DATA TO PROCESS:
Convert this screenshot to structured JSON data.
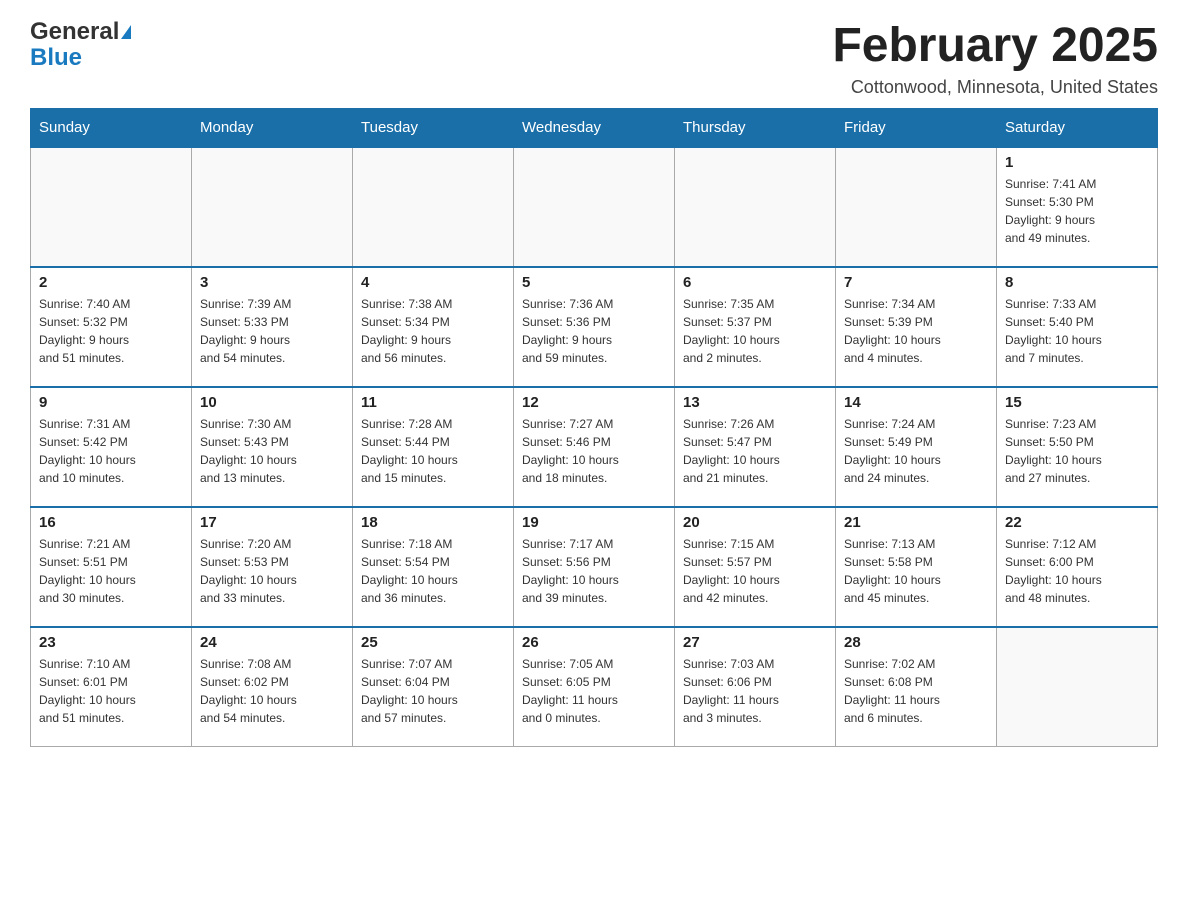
{
  "header": {
    "logo_general": "General",
    "logo_blue": "Blue",
    "month_title": "February 2025",
    "location": "Cottonwood, Minnesota, United States"
  },
  "days_of_week": [
    "Sunday",
    "Monday",
    "Tuesday",
    "Wednesday",
    "Thursday",
    "Friday",
    "Saturday"
  ],
  "weeks": [
    [
      {
        "day": "",
        "info": ""
      },
      {
        "day": "",
        "info": ""
      },
      {
        "day": "",
        "info": ""
      },
      {
        "day": "",
        "info": ""
      },
      {
        "day": "",
        "info": ""
      },
      {
        "day": "",
        "info": ""
      },
      {
        "day": "1",
        "info": "Sunrise: 7:41 AM\nSunset: 5:30 PM\nDaylight: 9 hours\nand 49 minutes."
      }
    ],
    [
      {
        "day": "2",
        "info": "Sunrise: 7:40 AM\nSunset: 5:32 PM\nDaylight: 9 hours\nand 51 minutes."
      },
      {
        "day": "3",
        "info": "Sunrise: 7:39 AM\nSunset: 5:33 PM\nDaylight: 9 hours\nand 54 minutes."
      },
      {
        "day": "4",
        "info": "Sunrise: 7:38 AM\nSunset: 5:34 PM\nDaylight: 9 hours\nand 56 minutes."
      },
      {
        "day": "5",
        "info": "Sunrise: 7:36 AM\nSunset: 5:36 PM\nDaylight: 9 hours\nand 59 minutes."
      },
      {
        "day": "6",
        "info": "Sunrise: 7:35 AM\nSunset: 5:37 PM\nDaylight: 10 hours\nand 2 minutes."
      },
      {
        "day": "7",
        "info": "Sunrise: 7:34 AM\nSunset: 5:39 PM\nDaylight: 10 hours\nand 4 minutes."
      },
      {
        "day": "8",
        "info": "Sunrise: 7:33 AM\nSunset: 5:40 PM\nDaylight: 10 hours\nand 7 minutes."
      }
    ],
    [
      {
        "day": "9",
        "info": "Sunrise: 7:31 AM\nSunset: 5:42 PM\nDaylight: 10 hours\nand 10 minutes."
      },
      {
        "day": "10",
        "info": "Sunrise: 7:30 AM\nSunset: 5:43 PM\nDaylight: 10 hours\nand 13 minutes."
      },
      {
        "day": "11",
        "info": "Sunrise: 7:28 AM\nSunset: 5:44 PM\nDaylight: 10 hours\nand 15 minutes."
      },
      {
        "day": "12",
        "info": "Sunrise: 7:27 AM\nSunset: 5:46 PM\nDaylight: 10 hours\nand 18 minutes."
      },
      {
        "day": "13",
        "info": "Sunrise: 7:26 AM\nSunset: 5:47 PM\nDaylight: 10 hours\nand 21 minutes."
      },
      {
        "day": "14",
        "info": "Sunrise: 7:24 AM\nSunset: 5:49 PM\nDaylight: 10 hours\nand 24 minutes."
      },
      {
        "day": "15",
        "info": "Sunrise: 7:23 AM\nSunset: 5:50 PM\nDaylight: 10 hours\nand 27 minutes."
      }
    ],
    [
      {
        "day": "16",
        "info": "Sunrise: 7:21 AM\nSunset: 5:51 PM\nDaylight: 10 hours\nand 30 minutes."
      },
      {
        "day": "17",
        "info": "Sunrise: 7:20 AM\nSunset: 5:53 PM\nDaylight: 10 hours\nand 33 minutes."
      },
      {
        "day": "18",
        "info": "Sunrise: 7:18 AM\nSunset: 5:54 PM\nDaylight: 10 hours\nand 36 minutes."
      },
      {
        "day": "19",
        "info": "Sunrise: 7:17 AM\nSunset: 5:56 PM\nDaylight: 10 hours\nand 39 minutes."
      },
      {
        "day": "20",
        "info": "Sunrise: 7:15 AM\nSunset: 5:57 PM\nDaylight: 10 hours\nand 42 minutes."
      },
      {
        "day": "21",
        "info": "Sunrise: 7:13 AM\nSunset: 5:58 PM\nDaylight: 10 hours\nand 45 minutes."
      },
      {
        "day": "22",
        "info": "Sunrise: 7:12 AM\nSunset: 6:00 PM\nDaylight: 10 hours\nand 48 minutes."
      }
    ],
    [
      {
        "day": "23",
        "info": "Sunrise: 7:10 AM\nSunset: 6:01 PM\nDaylight: 10 hours\nand 51 minutes."
      },
      {
        "day": "24",
        "info": "Sunrise: 7:08 AM\nSunset: 6:02 PM\nDaylight: 10 hours\nand 54 minutes."
      },
      {
        "day": "25",
        "info": "Sunrise: 7:07 AM\nSunset: 6:04 PM\nDaylight: 10 hours\nand 57 minutes."
      },
      {
        "day": "26",
        "info": "Sunrise: 7:05 AM\nSunset: 6:05 PM\nDaylight: 11 hours\nand 0 minutes."
      },
      {
        "day": "27",
        "info": "Sunrise: 7:03 AM\nSunset: 6:06 PM\nDaylight: 11 hours\nand 3 minutes."
      },
      {
        "day": "28",
        "info": "Sunrise: 7:02 AM\nSunset: 6:08 PM\nDaylight: 11 hours\nand 6 minutes."
      },
      {
        "day": "",
        "info": ""
      }
    ]
  ]
}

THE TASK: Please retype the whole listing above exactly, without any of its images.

EXERCISE ANSWER:
Convert this screenshot to structured JSON data.
{
  "header": {
    "logo_general": "General",
    "logo_blue": "Blue",
    "month_title": "February 2025",
    "location": "Cottonwood, Minnesota, United States"
  },
  "days_of_week": [
    "Sunday",
    "Monday",
    "Tuesday",
    "Wednesday",
    "Thursday",
    "Friday",
    "Saturday"
  ],
  "weeks": [
    [
      {
        "day": "",
        "info": ""
      },
      {
        "day": "",
        "info": ""
      },
      {
        "day": "",
        "info": ""
      },
      {
        "day": "",
        "info": ""
      },
      {
        "day": "",
        "info": ""
      },
      {
        "day": "",
        "info": ""
      },
      {
        "day": "1",
        "info": "Sunrise: 7:41 AM\nSunset: 5:30 PM\nDaylight: 9 hours\nand 49 minutes."
      }
    ],
    [
      {
        "day": "2",
        "info": "Sunrise: 7:40 AM\nSunset: 5:32 PM\nDaylight: 9 hours\nand 51 minutes."
      },
      {
        "day": "3",
        "info": "Sunrise: 7:39 AM\nSunset: 5:33 PM\nDaylight: 9 hours\nand 54 minutes."
      },
      {
        "day": "4",
        "info": "Sunrise: 7:38 AM\nSunset: 5:34 PM\nDaylight: 9 hours\nand 56 minutes."
      },
      {
        "day": "5",
        "info": "Sunrise: 7:36 AM\nSunset: 5:36 PM\nDaylight: 9 hours\nand 59 minutes."
      },
      {
        "day": "6",
        "info": "Sunrise: 7:35 AM\nSunset: 5:37 PM\nDaylight: 10 hours\nand 2 minutes."
      },
      {
        "day": "7",
        "info": "Sunrise: 7:34 AM\nSunset: 5:39 PM\nDaylight: 10 hours\nand 4 minutes."
      },
      {
        "day": "8",
        "info": "Sunrise: 7:33 AM\nSunset: 5:40 PM\nDaylight: 10 hours\nand 7 minutes."
      }
    ],
    [
      {
        "day": "9",
        "info": "Sunrise: 7:31 AM\nSunset: 5:42 PM\nDaylight: 10 hours\nand 10 minutes."
      },
      {
        "day": "10",
        "info": "Sunrise: 7:30 AM\nSunset: 5:43 PM\nDaylight: 10 hours\nand 13 minutes."
      },
      {
        "day": "11",
        "info": "Sunrise: 7:28 AM\nSunset: 5:44 PM\nDaylight: 10 hours\nand 15 minutes."
      },
      {
        "day": "12",
        "info": "Sunrise: 7:27 AM\nSunset: 5:46 PM\nDaylight: 10 hours\nand 18 minutes."
      },
      {
        "day": "13",
        "info": "Sunrise: 7:26 AM\nSunset: 5:47 PM\nDaylight: 10 hours\nand 21 minutes."
      },
      {
        "day": "14",
        "info": "Sunrise: 7:24 AM\nSunset: 5:49 PM\nDaylight: 10 hours\nand 24 minutes."
      },
      {
        "day": "15",
        "info": "Sunrise: 7:23 AM\nSunset: 5:50 PM\nDaylight: 10 hours\nand 27 minutes."
      }
    ],
    [
      {
        "day": "16",
        "info": "Sunrise: 7:21 AM\nSunset: 5:51 PM\nDaylight: 10 hours\nand 30 minutes."
      },
      {
        "day": "17",
        "info": "Sunrise: 7:20 AM\nSunset: 5:53 PM\nDaylight: 10 hours\nand 33 minutes."
      },
      {
        "day": "18",
        "info": "Sunrise: 7:18 AM\nSunset: 5:54 PM\nDaylight: 10 hours\nand 36 minutes."
      },
      {
        "day": "19",
        "info": "Sunrise: 7:17 AM\nSunset: 5:56 PM\nDaylight: 10 hours\nand 39 minutes."
      },
      {
        "day": "20",
        "info": "Sunrise: 7:15 AM\nSunset: 5:57 PM\nDaylight: 10 hours\nand 42 minutes."
      },
      {
        "day": "21",
        "info": "Sunrise: 7:13 AM\nSunset: 5:58 PM\nDaylight: 10 hours\nand 45 minutes."
      },
      {
        "day": "22",
        "info": "Sunrise: 7:12 AM\nSunset: 6:00 PM\nDaylight: 10 hours\nand 48 minutes."
      }
    ],
    [
      {
        "day": "23",
        "info": "Sunrise: 7:10 AM\nSunset: 6:01 PM\nDaylight: 10 hours\nand 51 minutes."
      },
      {
        "day": "24",
        "info": "Sunrise: 7:08 AM\nSunset: 6:02 PM\nDaylight: 10 hours\nand 54 minutes."
      },
      {
        "day": "25",
        "info": "Sunrise: 7:07 AM\nSunset: 6:04 PM\nDaylight: 10 hours\nand 57 minutes."
      },
      {
        "day": "26",
        "info": "Sunrise: 7:05 AM\nSunset: 6:05 PM\nDaylight: 11 hours\nand 0 minutes."
      },
      {
        "day": "27",
        "info": "Sunrise: 7:03 AM\nSunset: 6:06 PM\nDaylight: 11 hours\nand 3 minutes."
      },
      {
        "day": "28",
        "info": "Sunrise: 7:02 AM\nSunset: 6:08 PM\nDaylight: 11 hours\nand 6 minutes."
      },
      {
        "day": "",
        "info": ""
      }
    ]
  ]
}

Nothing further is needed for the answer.